_The problem:_
Each record is to be given again precisely as written.

[Records excerpted from a collection]

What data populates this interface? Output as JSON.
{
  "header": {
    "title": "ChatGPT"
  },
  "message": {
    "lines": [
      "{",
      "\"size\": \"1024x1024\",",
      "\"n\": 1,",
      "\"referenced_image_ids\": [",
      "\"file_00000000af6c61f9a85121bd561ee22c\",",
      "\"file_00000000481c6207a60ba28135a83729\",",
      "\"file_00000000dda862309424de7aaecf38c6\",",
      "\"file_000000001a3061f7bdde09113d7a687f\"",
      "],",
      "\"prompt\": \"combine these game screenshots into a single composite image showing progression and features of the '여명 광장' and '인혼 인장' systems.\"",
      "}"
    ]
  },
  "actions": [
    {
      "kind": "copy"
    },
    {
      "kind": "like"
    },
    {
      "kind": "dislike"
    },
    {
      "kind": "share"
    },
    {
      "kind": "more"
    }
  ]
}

_Output of the task:_
What data populates this interface? Output as JSON.
{
  "header": {
    "title": "ChatGPT"
  },
  "message": {
    "lines": [
      "{",
      "\"size\": \"1024x1024\",",
      "\"n\": 1,",
      "\"referenced_image_ids\": [",
      "\"file_00000000af6c61f9a85121bd561ee22c\",",
      "\"file_00000000481c6207a60ba28135a83729\",",
      "\"file_00000000dda862309424de7aaecf38c6\",",
      "\"file_000000001a3061f7bdde09113d7a687f\"",
      "],",
      "\"prompt\": \"combine these game screenshots into a single composite image showing progression and features of the '여명 광장' and '인혼 인장' systems.\"",
      "}"
    ]
  },
  "actions": [
    {
      "kind": "copy"
    },
    {
      "kind": "like"
    },
    {
      "kind": "dislike"
    },
    {
      "kind": "share"
    },
    {
      "kind": "more"
    }
  ]
}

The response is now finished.